- [DATA SUPPLIED]:
--------------------

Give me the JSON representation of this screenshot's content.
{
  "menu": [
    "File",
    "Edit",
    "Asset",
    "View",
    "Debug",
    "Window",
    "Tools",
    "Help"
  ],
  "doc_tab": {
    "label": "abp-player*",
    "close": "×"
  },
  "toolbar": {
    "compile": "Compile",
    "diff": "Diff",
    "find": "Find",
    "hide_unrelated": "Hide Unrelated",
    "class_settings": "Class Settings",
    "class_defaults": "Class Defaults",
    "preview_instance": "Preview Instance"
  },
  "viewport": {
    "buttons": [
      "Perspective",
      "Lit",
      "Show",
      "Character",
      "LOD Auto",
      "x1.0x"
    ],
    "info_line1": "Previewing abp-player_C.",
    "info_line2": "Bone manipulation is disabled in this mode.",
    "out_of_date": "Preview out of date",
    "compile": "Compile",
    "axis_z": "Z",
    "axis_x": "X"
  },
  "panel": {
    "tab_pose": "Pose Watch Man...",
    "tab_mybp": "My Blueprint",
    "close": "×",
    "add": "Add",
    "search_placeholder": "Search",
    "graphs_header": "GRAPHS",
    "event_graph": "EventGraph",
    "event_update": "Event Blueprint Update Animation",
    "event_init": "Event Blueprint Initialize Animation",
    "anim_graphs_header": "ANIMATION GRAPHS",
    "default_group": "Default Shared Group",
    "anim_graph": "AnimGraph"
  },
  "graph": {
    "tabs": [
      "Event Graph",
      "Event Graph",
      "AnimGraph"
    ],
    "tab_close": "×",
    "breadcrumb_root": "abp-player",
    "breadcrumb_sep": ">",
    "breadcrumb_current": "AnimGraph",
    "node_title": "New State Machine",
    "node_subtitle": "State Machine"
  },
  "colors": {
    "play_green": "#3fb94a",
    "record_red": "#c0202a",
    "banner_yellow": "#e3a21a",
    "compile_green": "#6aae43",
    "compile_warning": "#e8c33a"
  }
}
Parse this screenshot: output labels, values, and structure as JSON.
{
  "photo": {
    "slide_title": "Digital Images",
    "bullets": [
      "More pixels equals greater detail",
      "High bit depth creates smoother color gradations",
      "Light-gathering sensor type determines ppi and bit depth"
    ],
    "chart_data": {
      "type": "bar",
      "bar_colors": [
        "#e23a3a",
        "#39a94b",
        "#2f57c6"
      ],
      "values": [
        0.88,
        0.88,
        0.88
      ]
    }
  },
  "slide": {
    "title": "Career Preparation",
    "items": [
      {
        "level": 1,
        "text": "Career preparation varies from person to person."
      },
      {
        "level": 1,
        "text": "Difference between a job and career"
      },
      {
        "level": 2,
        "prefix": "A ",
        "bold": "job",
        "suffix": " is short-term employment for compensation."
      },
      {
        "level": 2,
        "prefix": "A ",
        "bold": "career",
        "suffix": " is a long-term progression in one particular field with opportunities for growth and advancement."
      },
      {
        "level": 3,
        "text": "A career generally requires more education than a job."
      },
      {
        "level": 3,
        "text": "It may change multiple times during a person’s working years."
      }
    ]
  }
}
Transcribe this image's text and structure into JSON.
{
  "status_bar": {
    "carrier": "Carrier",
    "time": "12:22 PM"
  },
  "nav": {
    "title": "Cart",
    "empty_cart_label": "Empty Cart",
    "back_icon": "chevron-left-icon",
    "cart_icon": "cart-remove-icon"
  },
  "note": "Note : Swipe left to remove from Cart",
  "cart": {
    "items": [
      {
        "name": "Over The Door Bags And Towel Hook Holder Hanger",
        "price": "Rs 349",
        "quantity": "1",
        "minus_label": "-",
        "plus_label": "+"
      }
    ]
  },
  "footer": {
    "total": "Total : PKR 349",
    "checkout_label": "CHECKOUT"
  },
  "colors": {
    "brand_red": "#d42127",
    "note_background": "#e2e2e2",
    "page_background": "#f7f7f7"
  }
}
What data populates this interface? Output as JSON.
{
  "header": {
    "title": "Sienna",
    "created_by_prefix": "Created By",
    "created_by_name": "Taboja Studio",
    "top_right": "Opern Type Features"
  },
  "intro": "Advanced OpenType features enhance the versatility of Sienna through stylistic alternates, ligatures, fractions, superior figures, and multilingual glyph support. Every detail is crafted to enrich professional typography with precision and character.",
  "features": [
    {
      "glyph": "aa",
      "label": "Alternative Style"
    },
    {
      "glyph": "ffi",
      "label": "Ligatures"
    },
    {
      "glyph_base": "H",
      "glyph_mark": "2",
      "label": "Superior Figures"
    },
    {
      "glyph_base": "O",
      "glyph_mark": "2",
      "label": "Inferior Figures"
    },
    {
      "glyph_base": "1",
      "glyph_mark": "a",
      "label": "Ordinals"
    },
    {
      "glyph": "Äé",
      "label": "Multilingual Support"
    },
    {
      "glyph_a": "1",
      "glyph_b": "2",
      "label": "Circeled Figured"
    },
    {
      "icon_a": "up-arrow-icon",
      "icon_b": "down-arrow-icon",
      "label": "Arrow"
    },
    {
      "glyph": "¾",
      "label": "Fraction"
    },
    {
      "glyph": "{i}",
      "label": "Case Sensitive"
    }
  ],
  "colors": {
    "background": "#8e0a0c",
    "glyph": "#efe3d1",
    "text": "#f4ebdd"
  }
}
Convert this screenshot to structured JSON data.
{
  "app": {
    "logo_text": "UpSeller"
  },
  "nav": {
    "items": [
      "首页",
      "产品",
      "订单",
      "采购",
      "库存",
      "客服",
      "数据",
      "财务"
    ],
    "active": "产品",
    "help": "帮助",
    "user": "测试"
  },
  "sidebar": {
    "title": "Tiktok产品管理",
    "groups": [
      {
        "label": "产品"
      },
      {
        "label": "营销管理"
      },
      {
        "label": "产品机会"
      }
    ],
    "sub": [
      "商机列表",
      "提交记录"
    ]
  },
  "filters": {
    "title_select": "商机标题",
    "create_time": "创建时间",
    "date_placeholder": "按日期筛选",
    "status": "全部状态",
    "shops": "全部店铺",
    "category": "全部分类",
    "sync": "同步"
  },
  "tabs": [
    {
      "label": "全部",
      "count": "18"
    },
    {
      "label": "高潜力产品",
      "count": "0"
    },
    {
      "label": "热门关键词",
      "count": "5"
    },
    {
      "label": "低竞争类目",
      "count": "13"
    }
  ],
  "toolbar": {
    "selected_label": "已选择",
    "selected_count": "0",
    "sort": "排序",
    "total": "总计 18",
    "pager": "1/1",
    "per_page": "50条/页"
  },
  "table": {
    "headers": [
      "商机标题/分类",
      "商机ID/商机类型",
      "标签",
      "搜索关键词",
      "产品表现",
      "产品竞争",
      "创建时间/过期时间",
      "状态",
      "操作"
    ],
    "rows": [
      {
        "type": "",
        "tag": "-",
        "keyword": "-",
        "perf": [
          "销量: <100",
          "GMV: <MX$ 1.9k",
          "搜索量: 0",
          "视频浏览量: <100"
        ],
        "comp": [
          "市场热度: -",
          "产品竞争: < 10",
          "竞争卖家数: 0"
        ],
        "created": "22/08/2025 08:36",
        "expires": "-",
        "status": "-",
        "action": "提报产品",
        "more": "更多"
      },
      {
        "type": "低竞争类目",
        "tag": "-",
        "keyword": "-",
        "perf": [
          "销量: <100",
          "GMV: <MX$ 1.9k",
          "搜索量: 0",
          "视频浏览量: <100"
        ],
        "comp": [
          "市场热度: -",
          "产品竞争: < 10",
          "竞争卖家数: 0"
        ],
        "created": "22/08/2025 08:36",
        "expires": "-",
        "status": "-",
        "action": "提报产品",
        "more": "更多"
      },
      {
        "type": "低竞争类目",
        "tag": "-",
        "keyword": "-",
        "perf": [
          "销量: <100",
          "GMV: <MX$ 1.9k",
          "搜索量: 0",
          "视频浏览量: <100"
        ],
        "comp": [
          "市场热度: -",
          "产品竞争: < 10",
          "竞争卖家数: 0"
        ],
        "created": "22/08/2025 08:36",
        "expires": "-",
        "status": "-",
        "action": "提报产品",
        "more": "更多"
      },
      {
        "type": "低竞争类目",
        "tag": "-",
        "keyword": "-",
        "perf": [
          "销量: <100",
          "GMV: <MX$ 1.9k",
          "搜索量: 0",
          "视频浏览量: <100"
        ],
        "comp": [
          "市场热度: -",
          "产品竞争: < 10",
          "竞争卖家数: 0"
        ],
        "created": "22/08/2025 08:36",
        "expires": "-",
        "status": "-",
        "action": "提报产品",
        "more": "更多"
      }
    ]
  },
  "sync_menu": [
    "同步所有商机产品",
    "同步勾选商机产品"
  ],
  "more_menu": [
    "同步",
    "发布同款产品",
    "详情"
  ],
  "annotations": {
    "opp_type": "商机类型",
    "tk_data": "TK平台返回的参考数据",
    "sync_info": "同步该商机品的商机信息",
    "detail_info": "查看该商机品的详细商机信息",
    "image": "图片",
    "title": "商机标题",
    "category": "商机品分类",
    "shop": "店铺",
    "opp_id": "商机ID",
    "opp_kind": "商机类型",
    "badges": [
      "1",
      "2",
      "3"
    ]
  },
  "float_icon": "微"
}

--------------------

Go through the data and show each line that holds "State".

- [SOLVED EXERCISE]:
    "node_title": "New State Machine",
    "node_subtitle": "State Machine"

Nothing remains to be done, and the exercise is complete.